Material supplied
* * * * *

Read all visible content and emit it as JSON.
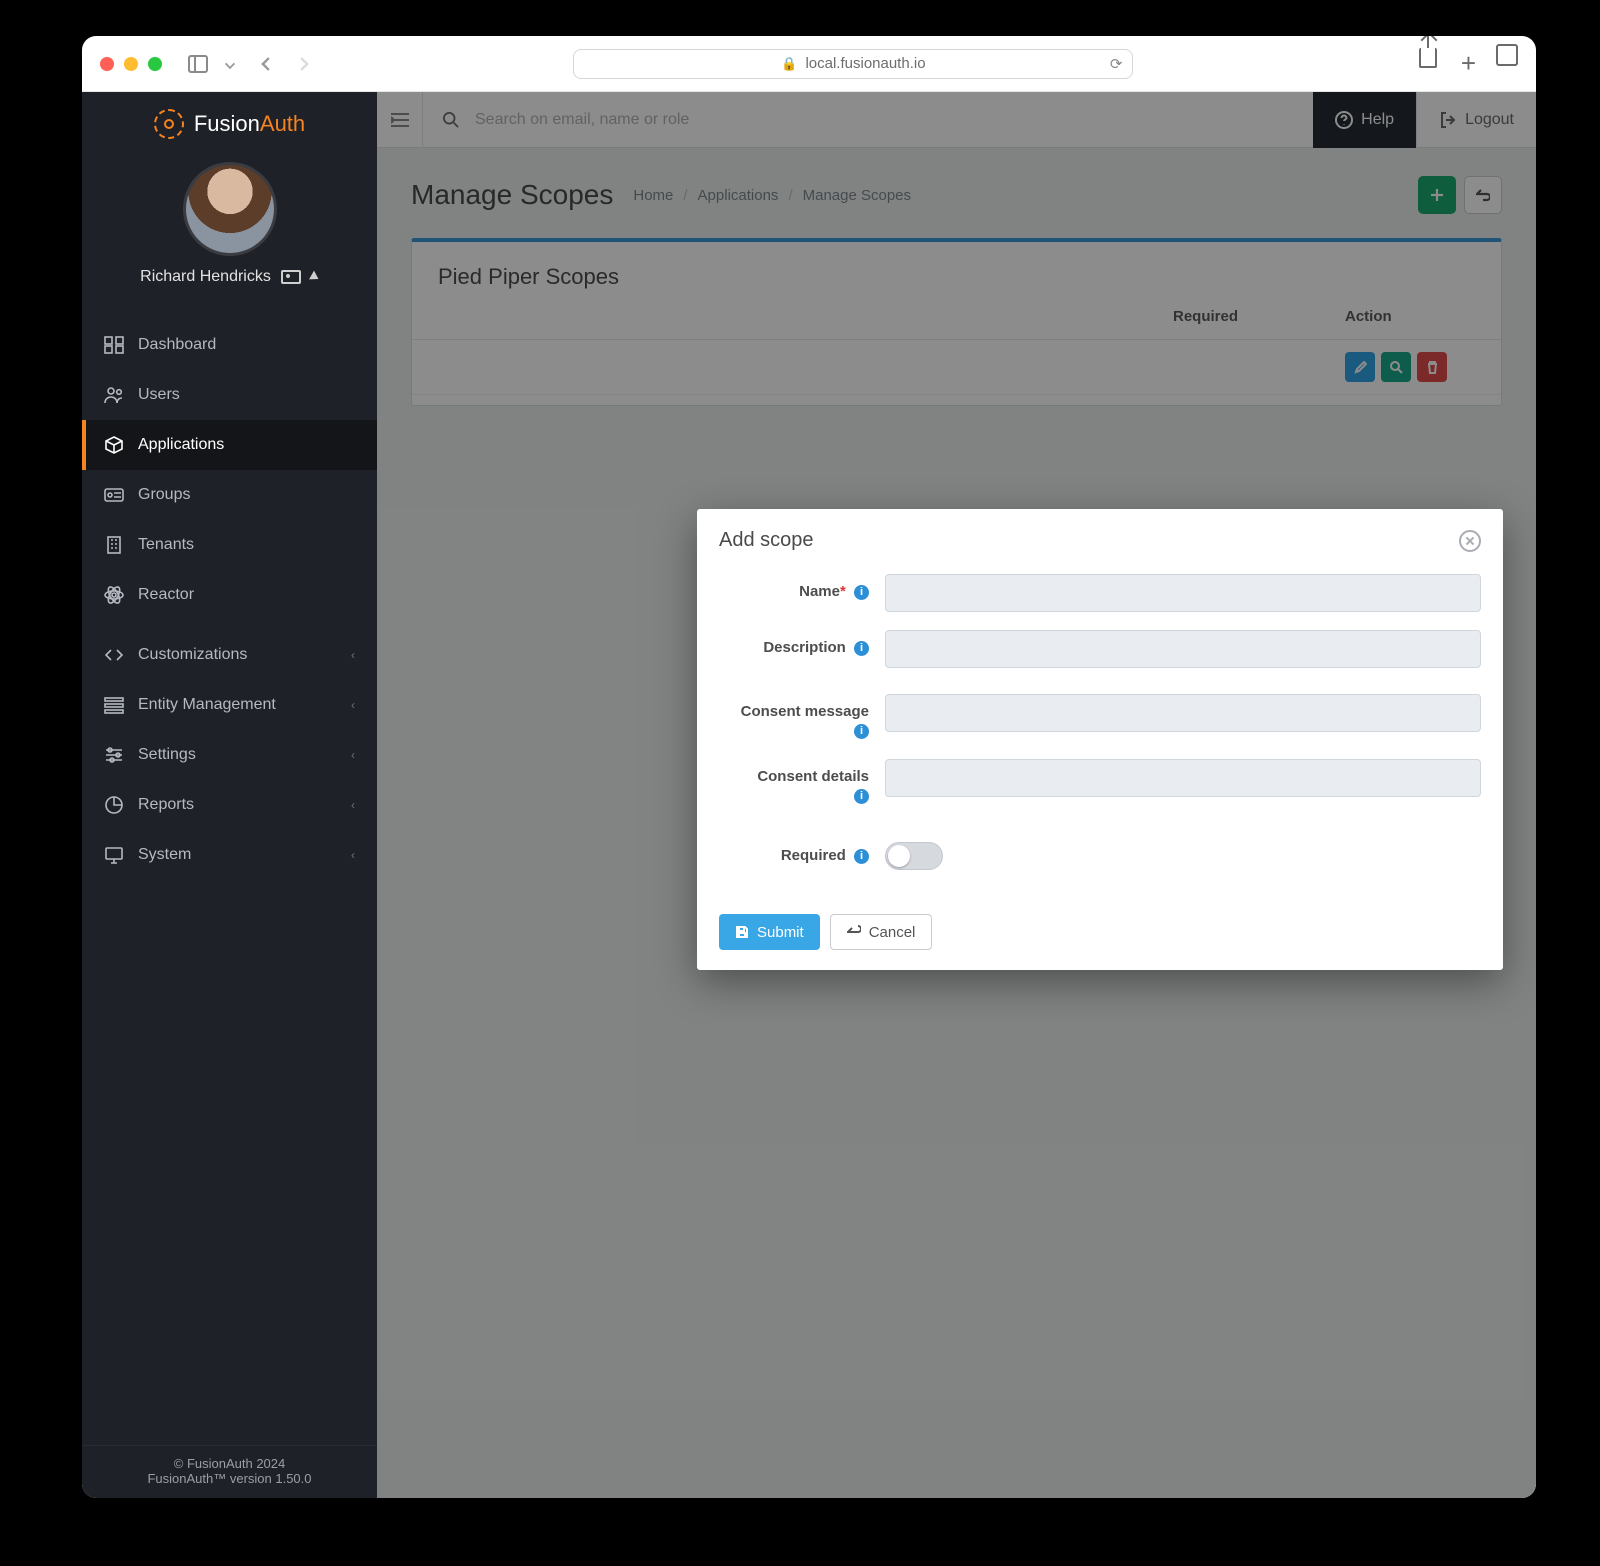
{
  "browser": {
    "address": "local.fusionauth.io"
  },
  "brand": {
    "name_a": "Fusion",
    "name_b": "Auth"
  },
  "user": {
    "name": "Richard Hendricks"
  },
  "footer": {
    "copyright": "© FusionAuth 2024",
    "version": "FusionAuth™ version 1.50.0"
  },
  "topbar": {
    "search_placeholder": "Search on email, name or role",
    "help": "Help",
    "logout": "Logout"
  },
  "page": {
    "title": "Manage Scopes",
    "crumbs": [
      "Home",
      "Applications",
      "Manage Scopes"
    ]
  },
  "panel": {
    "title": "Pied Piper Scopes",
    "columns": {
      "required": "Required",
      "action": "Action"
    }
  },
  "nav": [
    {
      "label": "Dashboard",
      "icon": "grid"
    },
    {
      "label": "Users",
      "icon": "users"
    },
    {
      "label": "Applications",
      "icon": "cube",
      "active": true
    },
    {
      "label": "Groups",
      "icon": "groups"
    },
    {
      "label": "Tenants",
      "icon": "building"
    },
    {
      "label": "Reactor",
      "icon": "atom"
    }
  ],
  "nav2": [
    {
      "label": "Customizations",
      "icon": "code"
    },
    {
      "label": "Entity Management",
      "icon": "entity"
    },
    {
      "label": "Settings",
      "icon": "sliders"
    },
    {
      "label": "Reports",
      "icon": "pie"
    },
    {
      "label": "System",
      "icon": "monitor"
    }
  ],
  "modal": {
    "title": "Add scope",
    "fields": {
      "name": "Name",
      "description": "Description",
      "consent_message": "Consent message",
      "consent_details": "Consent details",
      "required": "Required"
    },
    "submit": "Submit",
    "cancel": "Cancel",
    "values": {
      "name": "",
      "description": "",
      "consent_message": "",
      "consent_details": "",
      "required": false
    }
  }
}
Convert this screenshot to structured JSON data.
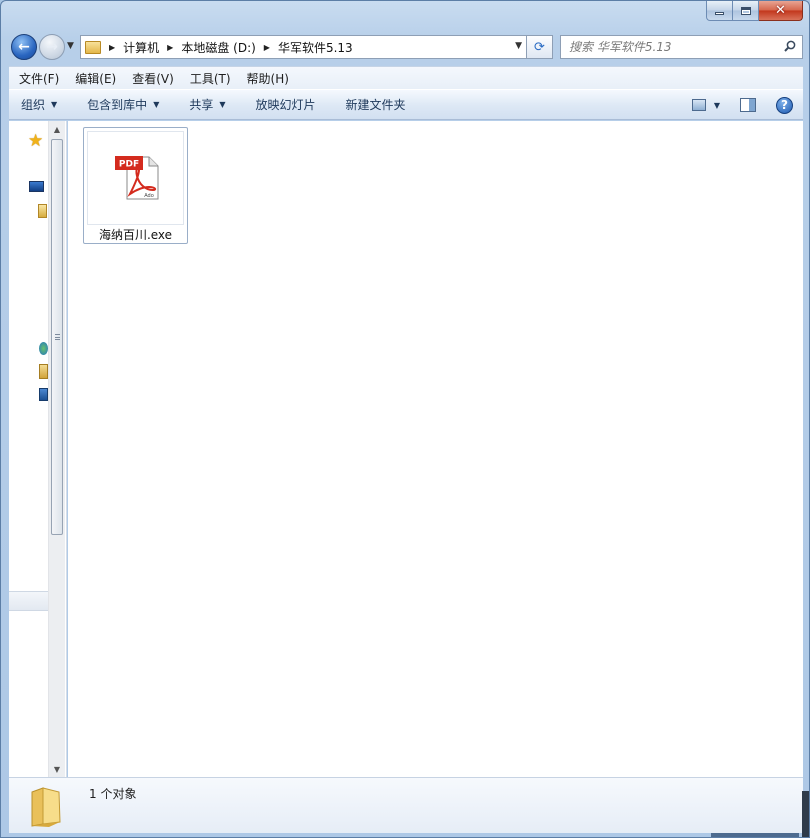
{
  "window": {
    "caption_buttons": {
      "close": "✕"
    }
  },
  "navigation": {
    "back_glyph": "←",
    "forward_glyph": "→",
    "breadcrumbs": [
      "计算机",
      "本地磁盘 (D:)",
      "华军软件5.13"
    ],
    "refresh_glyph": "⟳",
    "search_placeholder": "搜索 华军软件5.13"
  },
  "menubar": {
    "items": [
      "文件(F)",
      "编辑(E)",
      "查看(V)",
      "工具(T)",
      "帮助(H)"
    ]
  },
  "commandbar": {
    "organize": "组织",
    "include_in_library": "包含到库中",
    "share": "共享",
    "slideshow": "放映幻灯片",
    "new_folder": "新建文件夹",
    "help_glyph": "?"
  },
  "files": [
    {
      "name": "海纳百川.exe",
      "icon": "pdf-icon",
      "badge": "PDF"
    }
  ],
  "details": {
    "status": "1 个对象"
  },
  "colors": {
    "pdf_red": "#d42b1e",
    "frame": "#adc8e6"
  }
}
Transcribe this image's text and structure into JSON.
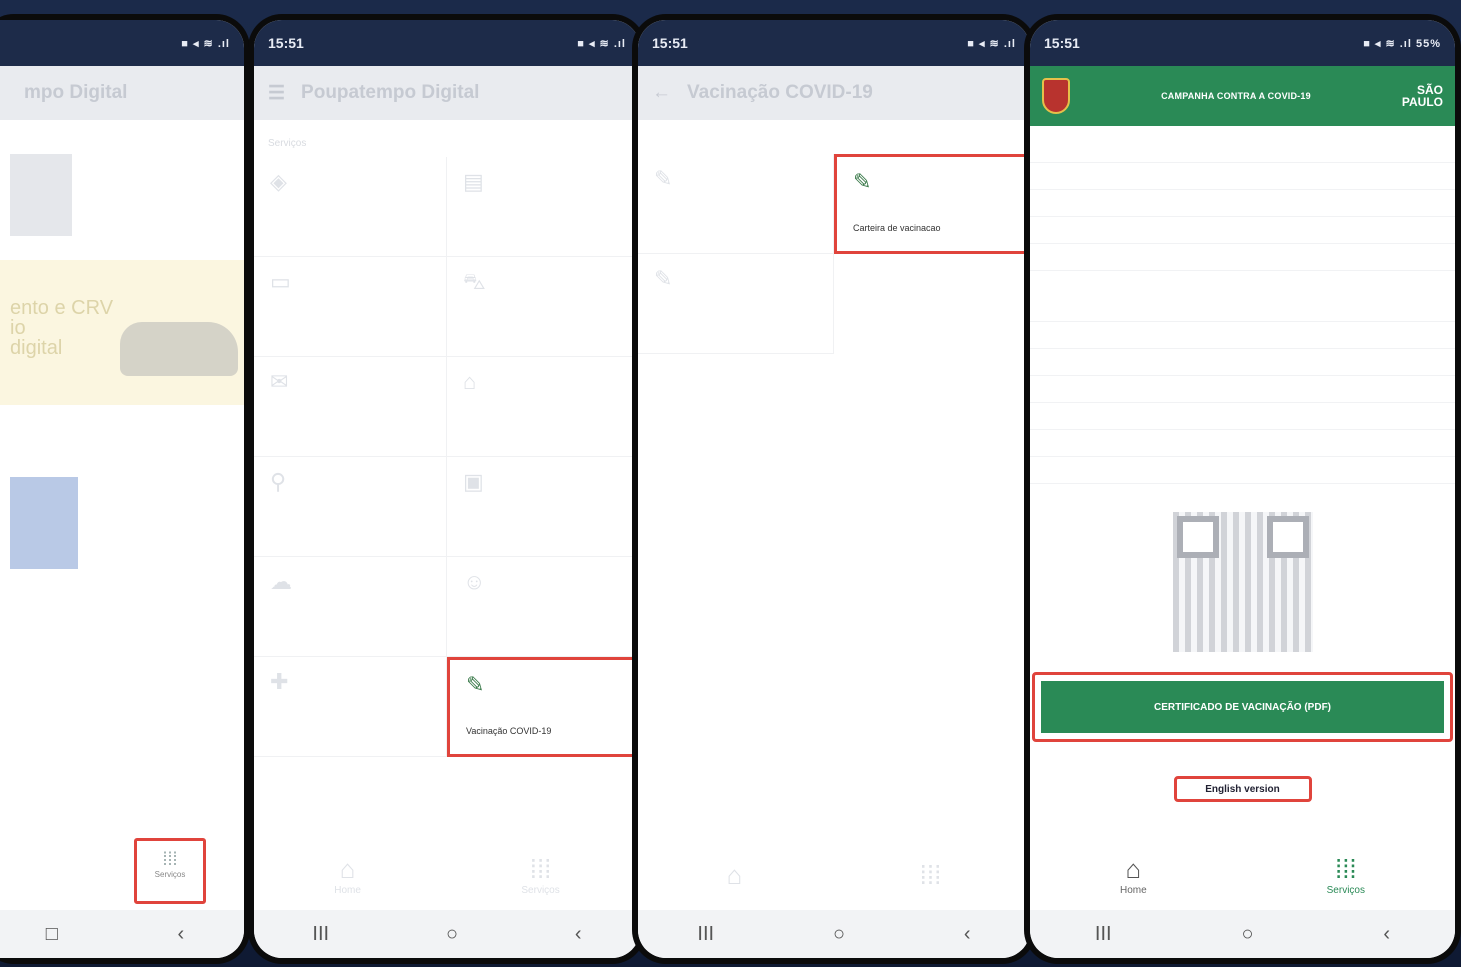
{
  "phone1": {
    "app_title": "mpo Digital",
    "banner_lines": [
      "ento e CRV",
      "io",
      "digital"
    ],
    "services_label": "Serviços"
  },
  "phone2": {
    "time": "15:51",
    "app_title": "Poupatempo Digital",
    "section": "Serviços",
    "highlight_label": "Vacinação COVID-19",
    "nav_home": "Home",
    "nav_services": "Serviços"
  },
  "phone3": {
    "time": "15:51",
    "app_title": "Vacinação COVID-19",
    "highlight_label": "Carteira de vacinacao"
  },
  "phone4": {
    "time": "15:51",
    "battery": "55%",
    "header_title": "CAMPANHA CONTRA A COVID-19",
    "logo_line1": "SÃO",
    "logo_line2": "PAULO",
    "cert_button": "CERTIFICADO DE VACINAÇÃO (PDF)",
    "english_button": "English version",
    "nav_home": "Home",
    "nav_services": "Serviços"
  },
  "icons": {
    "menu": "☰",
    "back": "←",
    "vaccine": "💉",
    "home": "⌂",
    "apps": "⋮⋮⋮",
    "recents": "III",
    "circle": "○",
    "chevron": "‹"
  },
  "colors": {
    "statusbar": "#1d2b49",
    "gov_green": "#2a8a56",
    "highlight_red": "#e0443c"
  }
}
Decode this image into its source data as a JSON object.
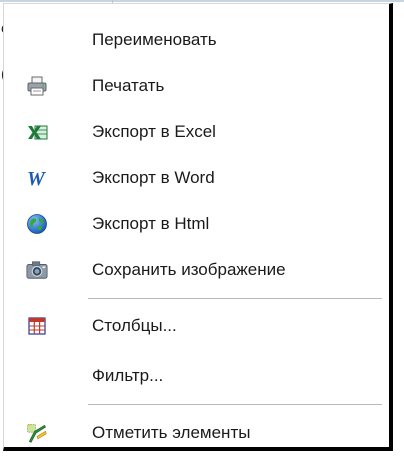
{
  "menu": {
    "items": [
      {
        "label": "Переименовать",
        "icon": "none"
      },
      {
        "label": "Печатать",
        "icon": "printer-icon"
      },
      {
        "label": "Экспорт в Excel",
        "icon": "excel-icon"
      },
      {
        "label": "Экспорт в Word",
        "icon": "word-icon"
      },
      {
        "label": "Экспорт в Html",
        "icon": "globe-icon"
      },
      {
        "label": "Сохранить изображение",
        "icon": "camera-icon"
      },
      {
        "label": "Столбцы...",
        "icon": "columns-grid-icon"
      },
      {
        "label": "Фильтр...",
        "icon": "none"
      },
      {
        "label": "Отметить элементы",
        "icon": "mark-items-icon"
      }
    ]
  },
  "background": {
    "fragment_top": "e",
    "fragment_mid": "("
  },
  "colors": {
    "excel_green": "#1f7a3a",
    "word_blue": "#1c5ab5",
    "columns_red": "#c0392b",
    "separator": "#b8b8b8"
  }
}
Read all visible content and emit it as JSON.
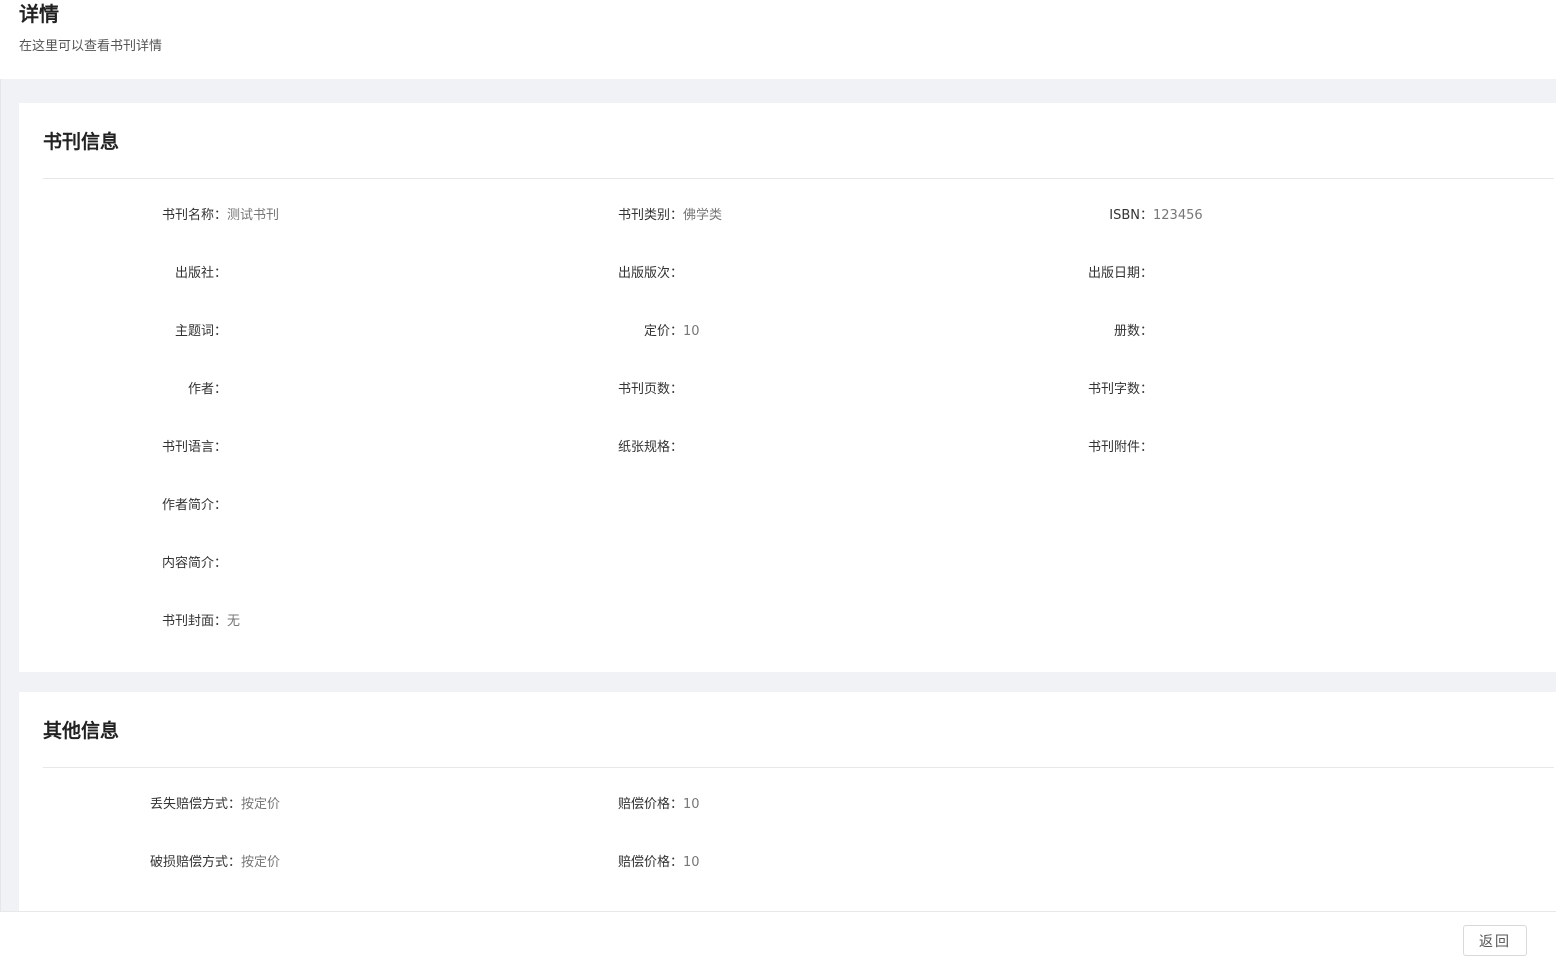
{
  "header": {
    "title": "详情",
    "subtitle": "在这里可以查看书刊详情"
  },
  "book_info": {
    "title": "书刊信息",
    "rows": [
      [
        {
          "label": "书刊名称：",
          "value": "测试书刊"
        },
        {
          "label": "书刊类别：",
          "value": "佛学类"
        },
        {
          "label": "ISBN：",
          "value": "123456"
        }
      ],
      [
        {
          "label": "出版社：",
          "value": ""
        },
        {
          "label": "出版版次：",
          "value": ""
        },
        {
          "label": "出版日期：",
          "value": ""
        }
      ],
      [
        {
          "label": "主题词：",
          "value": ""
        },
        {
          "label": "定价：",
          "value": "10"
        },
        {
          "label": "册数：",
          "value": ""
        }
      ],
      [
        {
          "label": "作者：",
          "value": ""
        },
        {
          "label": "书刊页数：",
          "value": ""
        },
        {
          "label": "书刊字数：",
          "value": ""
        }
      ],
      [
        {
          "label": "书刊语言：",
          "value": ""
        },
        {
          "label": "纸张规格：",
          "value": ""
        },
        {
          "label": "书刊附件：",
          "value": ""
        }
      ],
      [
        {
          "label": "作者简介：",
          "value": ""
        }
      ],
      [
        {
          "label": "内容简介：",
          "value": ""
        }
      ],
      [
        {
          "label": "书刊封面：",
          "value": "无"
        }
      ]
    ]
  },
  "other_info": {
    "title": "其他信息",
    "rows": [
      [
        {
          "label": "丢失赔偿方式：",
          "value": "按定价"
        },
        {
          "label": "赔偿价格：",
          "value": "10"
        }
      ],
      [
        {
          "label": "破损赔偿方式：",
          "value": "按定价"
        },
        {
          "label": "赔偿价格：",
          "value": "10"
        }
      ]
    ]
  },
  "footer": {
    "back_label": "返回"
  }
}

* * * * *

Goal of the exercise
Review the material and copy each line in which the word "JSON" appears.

The completed task
Read all visible content and emit it as JSON.
Convert this screenshot to structured JSON data.
Transcribe this image's text and structure into JSON.
Decode this image into its source data as a JSON object.
Read all visible content and emit it as JSON.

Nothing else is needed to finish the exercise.